Over the course of the last year, the phrase “community standards and expectations” has been increasingly associated with the misconduct of financial institutions.

What may be required is a refreshed understanding of the longstanding fiduciary concepts of diligence, prudence, single-minded loyalty and ultimate accountability.

Do member expectations and community standards actually mean anything in law?

The phrase “community standards and expectations” became a catchcry emanating from the terms of reference of the current Royal Commission into Misconduct in the Banking, Superannuation and Financial Services Industry (RC).

It is worth noting that this phrase is not well developed in law, especially in the context of regulating the behaviours of superannuation fund trustees and their directors.

However, in the context of gathering information to inform the Commissioner, the idea of self–reporting on behaviours that may be legally permissible but (broadly speaking) unethical, sets a necessary low bar for disclosure. It is also worth bearing in mind that under the terms of reference for the RC, one of the areas for consideration was whether there was a case for law reform, based on the information assembled by the Commissioner.

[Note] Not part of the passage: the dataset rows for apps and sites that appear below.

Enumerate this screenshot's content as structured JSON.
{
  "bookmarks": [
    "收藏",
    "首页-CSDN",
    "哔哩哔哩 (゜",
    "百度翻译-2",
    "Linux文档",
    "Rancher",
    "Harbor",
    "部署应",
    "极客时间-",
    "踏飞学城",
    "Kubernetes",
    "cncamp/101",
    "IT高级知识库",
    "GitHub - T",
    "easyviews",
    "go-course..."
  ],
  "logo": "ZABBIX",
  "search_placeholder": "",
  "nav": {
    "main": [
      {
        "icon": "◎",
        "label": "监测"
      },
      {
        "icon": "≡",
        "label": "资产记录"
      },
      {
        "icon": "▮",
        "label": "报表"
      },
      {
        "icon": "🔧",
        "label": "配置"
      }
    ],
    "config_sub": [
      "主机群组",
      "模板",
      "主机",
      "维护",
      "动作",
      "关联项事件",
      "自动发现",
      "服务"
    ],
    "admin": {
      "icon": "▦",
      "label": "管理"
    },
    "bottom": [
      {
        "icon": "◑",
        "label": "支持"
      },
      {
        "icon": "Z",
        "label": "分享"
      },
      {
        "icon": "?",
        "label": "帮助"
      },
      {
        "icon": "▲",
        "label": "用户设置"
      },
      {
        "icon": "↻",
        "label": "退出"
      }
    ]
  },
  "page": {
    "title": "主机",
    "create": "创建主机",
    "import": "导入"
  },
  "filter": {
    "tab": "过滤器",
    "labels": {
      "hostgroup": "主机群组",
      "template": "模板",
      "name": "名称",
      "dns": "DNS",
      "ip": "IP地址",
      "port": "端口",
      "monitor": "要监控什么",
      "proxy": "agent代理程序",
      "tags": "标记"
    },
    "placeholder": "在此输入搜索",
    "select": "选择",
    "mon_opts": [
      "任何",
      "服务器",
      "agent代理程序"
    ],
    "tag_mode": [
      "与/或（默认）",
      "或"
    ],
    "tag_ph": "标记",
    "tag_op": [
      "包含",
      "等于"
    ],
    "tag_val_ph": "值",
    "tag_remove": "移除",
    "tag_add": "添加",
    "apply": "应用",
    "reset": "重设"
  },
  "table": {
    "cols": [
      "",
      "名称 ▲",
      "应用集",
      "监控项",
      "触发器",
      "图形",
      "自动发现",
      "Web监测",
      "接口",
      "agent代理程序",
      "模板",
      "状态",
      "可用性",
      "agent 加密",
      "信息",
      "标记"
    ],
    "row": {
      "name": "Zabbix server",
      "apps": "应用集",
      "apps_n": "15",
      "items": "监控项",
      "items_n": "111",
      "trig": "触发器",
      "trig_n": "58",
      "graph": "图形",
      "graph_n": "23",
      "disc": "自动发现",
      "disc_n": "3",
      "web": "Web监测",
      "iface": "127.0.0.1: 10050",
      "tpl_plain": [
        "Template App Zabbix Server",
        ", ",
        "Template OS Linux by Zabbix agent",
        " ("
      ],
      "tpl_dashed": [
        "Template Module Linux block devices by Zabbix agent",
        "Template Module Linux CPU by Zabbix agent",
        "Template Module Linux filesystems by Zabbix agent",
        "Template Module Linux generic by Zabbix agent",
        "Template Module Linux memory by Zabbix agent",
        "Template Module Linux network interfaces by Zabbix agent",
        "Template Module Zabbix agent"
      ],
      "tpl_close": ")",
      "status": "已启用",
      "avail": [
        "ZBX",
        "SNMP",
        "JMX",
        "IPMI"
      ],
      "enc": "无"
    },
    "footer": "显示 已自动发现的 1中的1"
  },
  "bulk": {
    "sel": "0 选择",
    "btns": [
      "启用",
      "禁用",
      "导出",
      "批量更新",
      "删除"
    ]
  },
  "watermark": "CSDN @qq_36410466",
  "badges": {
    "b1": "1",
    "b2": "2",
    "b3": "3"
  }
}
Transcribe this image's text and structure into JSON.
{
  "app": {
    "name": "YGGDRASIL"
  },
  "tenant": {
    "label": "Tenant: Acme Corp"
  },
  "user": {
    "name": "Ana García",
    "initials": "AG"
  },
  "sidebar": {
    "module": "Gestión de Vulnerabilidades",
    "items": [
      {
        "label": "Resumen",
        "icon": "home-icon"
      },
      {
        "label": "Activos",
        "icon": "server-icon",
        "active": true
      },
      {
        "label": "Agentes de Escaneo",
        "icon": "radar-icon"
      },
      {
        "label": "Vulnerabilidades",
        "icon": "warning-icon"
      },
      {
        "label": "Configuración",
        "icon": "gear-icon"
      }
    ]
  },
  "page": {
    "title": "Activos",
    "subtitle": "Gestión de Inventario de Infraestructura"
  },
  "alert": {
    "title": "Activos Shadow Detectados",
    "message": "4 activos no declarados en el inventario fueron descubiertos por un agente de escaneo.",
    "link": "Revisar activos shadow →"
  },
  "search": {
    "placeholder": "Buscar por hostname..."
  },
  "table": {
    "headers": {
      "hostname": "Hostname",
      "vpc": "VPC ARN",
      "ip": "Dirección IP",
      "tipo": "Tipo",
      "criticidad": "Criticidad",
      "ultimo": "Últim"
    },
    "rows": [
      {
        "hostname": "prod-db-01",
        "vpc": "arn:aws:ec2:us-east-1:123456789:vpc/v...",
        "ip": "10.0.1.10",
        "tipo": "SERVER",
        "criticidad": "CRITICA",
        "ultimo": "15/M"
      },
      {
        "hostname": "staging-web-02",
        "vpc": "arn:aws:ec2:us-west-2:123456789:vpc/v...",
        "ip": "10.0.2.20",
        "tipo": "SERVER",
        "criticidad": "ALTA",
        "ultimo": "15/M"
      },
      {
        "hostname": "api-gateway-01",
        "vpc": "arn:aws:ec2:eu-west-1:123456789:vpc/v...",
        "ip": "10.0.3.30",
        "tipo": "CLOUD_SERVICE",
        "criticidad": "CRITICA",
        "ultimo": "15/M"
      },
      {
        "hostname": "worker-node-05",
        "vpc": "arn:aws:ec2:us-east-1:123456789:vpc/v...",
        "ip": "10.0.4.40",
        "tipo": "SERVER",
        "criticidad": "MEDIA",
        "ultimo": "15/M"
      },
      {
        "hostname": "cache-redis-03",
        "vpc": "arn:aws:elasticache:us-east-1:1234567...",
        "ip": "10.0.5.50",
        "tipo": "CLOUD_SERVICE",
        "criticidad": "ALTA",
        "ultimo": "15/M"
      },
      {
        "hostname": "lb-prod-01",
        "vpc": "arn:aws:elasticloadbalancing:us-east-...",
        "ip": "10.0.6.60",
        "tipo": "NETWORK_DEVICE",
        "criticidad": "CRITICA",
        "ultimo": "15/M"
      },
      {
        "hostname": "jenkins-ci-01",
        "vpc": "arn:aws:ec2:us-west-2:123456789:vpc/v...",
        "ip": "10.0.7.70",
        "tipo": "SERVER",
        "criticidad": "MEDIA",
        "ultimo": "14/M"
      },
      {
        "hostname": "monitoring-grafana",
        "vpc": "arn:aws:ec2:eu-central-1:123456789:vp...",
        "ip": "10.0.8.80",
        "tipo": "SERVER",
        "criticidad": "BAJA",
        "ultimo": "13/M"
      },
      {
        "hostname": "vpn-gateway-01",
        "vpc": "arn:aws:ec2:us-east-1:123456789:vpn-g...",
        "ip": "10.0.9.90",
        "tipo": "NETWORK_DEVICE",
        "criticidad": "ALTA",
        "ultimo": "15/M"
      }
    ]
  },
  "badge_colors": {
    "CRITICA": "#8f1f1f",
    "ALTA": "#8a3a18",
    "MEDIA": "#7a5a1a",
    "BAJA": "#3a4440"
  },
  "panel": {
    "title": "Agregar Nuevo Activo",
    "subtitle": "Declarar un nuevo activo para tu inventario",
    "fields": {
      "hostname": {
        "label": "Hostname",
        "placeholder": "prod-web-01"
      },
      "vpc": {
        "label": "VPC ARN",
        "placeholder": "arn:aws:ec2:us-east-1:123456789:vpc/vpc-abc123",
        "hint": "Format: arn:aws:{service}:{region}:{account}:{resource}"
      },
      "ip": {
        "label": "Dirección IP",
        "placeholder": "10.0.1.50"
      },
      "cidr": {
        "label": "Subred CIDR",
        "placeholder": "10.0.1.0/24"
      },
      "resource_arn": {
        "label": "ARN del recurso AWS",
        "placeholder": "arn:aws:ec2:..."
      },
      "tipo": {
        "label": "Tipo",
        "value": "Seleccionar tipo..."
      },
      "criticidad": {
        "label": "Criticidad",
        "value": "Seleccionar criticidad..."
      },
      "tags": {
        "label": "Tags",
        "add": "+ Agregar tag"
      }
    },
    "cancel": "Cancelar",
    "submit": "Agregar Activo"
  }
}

The messaging to date from the Commissioner is that the case for wide ranging legal reform is not as pressing as the case for wide ranging compliance with the laws already in place.

It is thus timely to remind superannuation fund trustees that in addition to the plethora of statute based law to consider, there are also a number of general law legal principles regulating their actions.

How could such a test of community standards and expectations work for super funds?

As part of current consideration for law reform, it has been suggested that “community standards and expectations” can become the new minimum standard for financial services institutions, their directors and officers.

It is at this point that the different regulatory systems operating for banks, insurers and superannuation funds becomes relevant. The vast majority of superannuation funds are established as trusts. This is a key point of distinction between superannuation funds and other financial institutions. Banks are not set up as trusts and neither are insurers.

So if superannuation fund trustee directors are now to consider “community standards and expectations” when making decisions, what is their relevant “community”? Given that super fund trustees are required legally to act with single-minded loyalty to the interests of their own beneficiaries, it can follow that the “community” to be considered by a superannuation fund trustee is only the collective of that fund’s beneficiaries.

A more involved discussion occurs when trying to unpack “standards and expectations”, with a number of questions to consider. Are the terms “standards and expectations” interchangeable or are these terms to be read conjunctively? Are “standards and expectations” static, and are they capable of capture and measurement?

We can start with the plethora of legal requirements governing the behaviours of superannuation fund trustees and their directors and officers. Very quickly this discussion can become footed in ethical terrain, when technical compliance with black letter legal requirements is perceived to fall short of the standards and expectations ascribed to beneficiaries.

Put another way, when considered at more than just at first blush, settling the standards and expectations of a constantly changing, massive and diverse population may be a challenge for any board.

Happily, there is an easier point of reflection for superannuation fund trustees, based on the well-established standards of trustee behaviours set out by the general law.

Lessons from the Royal Commission on community standards and expectations

During the course of the hearings at the RC, counsel assisting made numerous submissions to the Commissioner regarding misconduct.

Many of these submissions have been well reported and include areas such as:

  • poor and untimely disclosure of information to customers;
  • poor record keeping and minute taking;
  • failure to review and update key policy documents and procedures;
  • failure to properly investigate breaches and to elevate these internally;
  • selective and untimely disclosure of breaches to regulators;
  • failure to properly remediate customers for accepted breaches;
  • misunderstanding the proper role of trustees and their directors.

Regardless of whether “community standards and expectations” becomes an established legal threshold for superannuation fund trustee directors to observe, it is useful to consider each of the submissions regarding misconduct through the prism of the current general law.

Concepts such as diligence, prudence, single-minded loyalty and ultimate accountability are not just quaint notions. They already exist as the baseline legal obligations for superannuation fund trustee directors to observe. One should consider the many negative behaviours highlighted by counsel assisting the Commissioner in light of these existing and exacting general law requirements. 

Scott Charaneka is head of superannuation & wealth management, Stanley Drummond is adjunct head of superannuation & wealth Management, and Lincoln Rodgers is a lawyer at Thomson Geer.

This article acts only as a summary of certain ideas and themes emerging from the current Royal Commission. Whilst the authors (Scott, Stanley and Lincoln) were retained and acted exclusively for a large industry super fund throughout the Royal Commission proceedings, the views expressed in this article are those of the authors exclusively.